The Consumer Preview for Windows 8 has landed already, with plenty of praise, but perhaps more criticism for the new Metro interface. So far Microsoft has been pretty upfront about a 2012 launch for the new operating system, but reports seem to suggest that we will see Windows 8 launch as early as October, with a number of new devices in tow. Current work on Windows 8 is busy being wrapped up for July 2012, with the final Release to Manufacturing code released in September, according to Bloomberg.
Perhaps more significant is that this rollout date will include Microsoft‘s move into the ARM processor space, which will enable Windows 8 to run on the same architecture many smartphones and tablets are running, instead of only on x86 processors found in current desktops and laptops. The debut of Windows 8 will apparently launch on 5 ARM based devices (probably tablets), but a lot more x86 based devices. Microsoft is setting very strict rules for the ARM based products, similiar to what they are doing in the Windows Phone 7 space, while probably enforcing guidelines in terms of size and interaction. Expect very similiar layouts and designs from the ARM based device manufacturers.

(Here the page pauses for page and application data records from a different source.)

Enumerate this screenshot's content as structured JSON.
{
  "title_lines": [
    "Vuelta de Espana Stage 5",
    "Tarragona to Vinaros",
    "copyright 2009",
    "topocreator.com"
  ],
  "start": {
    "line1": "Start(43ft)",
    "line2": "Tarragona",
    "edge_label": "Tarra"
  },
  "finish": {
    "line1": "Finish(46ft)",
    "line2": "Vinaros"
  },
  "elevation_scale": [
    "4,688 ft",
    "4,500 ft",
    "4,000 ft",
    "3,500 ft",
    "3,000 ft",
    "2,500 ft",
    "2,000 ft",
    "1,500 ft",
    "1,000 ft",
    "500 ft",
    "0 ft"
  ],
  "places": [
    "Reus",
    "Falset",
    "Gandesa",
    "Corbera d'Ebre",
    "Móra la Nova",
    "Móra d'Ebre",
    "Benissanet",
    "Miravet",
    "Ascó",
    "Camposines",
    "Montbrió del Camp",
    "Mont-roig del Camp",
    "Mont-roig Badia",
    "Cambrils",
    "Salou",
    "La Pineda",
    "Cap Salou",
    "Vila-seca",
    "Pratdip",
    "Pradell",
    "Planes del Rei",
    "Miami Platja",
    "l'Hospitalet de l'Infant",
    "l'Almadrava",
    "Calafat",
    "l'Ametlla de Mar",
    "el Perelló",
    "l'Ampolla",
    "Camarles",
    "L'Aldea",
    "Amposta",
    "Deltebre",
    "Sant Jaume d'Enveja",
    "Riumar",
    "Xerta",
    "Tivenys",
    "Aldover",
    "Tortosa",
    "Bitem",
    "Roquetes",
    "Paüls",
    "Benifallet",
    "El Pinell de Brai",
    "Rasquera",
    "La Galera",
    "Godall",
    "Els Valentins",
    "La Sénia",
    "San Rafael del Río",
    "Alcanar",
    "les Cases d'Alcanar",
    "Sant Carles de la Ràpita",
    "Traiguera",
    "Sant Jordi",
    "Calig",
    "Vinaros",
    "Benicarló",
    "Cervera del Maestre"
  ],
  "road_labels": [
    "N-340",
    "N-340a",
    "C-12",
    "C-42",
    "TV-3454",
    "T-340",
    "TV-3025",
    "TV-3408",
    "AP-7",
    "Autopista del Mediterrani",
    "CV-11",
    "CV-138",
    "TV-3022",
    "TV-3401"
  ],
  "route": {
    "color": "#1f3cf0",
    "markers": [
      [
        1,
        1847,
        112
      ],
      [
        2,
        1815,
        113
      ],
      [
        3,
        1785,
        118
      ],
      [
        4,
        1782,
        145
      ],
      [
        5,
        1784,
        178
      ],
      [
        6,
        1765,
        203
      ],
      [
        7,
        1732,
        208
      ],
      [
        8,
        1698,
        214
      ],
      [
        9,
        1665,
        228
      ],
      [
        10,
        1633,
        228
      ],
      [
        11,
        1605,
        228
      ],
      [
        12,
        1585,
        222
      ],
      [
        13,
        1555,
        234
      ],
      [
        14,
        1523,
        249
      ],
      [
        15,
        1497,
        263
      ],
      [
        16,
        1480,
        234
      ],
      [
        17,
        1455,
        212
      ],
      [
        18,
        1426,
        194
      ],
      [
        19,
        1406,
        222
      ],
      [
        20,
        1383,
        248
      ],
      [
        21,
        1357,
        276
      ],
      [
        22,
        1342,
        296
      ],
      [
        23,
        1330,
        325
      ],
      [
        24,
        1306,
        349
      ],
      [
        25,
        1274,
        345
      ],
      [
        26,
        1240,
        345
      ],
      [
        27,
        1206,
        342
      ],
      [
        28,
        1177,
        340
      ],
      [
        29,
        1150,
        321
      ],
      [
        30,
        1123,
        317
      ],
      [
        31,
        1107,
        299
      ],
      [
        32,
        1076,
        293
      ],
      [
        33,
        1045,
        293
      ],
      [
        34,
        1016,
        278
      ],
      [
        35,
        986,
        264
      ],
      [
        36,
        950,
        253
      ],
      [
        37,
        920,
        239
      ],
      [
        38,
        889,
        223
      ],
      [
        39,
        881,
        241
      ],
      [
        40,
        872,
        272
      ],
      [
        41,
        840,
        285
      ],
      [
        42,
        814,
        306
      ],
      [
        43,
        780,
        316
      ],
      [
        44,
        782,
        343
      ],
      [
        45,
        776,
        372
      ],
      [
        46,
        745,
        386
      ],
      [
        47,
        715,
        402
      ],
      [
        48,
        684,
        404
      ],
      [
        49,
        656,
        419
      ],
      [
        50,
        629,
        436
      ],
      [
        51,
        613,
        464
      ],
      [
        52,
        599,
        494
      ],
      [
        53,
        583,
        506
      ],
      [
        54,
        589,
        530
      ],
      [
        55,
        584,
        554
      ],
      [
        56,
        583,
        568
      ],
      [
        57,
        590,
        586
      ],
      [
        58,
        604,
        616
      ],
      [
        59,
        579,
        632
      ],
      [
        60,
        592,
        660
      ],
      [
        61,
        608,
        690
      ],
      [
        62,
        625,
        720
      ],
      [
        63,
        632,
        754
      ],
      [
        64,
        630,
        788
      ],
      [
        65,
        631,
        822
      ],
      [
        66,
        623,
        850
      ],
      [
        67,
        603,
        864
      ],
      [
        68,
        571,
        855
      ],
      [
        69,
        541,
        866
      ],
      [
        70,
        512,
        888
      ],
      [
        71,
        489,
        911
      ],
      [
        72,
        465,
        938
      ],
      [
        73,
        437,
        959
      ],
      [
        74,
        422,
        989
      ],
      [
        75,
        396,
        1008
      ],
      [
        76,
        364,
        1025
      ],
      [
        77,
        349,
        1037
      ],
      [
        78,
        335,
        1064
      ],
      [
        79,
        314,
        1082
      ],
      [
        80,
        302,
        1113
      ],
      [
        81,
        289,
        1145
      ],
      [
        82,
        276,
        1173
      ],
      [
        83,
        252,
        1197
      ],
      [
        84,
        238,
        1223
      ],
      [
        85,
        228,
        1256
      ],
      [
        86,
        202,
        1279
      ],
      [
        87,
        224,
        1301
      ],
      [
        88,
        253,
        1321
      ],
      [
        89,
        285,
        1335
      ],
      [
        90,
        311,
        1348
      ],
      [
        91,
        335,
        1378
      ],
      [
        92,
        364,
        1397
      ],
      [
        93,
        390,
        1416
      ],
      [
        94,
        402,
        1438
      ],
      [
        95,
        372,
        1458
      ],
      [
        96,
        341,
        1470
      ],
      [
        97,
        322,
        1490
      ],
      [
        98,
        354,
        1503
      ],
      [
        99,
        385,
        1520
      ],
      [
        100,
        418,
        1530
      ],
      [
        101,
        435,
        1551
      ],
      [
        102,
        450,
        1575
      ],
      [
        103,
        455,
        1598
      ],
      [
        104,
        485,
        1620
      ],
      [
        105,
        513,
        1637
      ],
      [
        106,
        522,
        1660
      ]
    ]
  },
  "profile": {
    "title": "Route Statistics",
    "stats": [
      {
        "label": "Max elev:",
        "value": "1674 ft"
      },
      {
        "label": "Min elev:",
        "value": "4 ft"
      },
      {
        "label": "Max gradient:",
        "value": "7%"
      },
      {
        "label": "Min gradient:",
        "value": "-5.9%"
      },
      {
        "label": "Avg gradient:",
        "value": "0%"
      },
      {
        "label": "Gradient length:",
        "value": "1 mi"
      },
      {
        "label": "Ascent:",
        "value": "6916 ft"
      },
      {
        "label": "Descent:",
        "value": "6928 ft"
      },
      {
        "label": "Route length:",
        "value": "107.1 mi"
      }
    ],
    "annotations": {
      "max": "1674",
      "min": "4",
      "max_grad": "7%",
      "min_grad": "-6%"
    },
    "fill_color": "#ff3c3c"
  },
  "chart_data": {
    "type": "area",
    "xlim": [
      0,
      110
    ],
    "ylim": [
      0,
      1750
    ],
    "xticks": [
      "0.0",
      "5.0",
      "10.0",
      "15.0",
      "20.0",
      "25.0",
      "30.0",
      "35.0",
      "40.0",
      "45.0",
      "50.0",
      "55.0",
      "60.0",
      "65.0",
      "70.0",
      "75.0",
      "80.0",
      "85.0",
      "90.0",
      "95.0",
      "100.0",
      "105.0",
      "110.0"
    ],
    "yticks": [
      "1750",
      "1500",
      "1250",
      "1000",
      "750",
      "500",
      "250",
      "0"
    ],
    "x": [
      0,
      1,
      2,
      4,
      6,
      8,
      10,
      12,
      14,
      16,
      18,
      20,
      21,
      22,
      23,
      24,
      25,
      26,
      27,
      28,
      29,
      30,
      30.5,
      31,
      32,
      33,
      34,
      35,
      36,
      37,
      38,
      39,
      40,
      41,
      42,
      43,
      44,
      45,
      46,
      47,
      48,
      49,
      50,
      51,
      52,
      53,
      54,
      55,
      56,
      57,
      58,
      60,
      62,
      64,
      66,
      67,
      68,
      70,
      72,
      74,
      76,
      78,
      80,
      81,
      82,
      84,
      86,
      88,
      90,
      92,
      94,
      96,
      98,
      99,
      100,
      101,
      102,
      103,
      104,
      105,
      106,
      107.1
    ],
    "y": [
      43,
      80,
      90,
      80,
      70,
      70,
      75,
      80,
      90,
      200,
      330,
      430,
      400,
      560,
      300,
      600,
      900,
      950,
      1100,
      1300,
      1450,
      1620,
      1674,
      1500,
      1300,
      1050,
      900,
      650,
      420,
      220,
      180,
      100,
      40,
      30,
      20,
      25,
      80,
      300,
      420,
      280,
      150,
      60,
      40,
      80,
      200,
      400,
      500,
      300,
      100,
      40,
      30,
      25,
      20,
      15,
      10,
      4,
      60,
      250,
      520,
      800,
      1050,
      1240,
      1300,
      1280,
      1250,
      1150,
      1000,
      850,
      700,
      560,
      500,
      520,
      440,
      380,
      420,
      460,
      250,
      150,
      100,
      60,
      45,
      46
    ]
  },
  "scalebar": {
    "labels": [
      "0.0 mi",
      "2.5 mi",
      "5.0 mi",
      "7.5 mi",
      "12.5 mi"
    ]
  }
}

This earlier shipping date will also mean that retailers can all get hold of Windows 8 machines for the all important Christmas shopping season. Microsoft is facing increasing competition from Post-PC devices like the iPad and Android devices, and it needs to get into the tablet market as quickly as possible. The sad part to this statement is that Microsoft has always been in the tablet market, but they have always just shipped standard Windows machines with touch based UI layers and Intel based hardware, without much success. The machines proved to be too heavy, slow and had poor battery life, which is the big reason for Microsoft’s adoption of ARM based devices.
While Windows 8 will run on ARM based tablets, it will not be the full Windows 8 interface, instead only the Metro based design which is currently going to replace the traditional Start Menu (yes, even the Start Button is gone). Whether this strategy will work for Microsoft, only time will tell.
Will you get the Windows 8 based tablet, or would you stick to iPad or Android?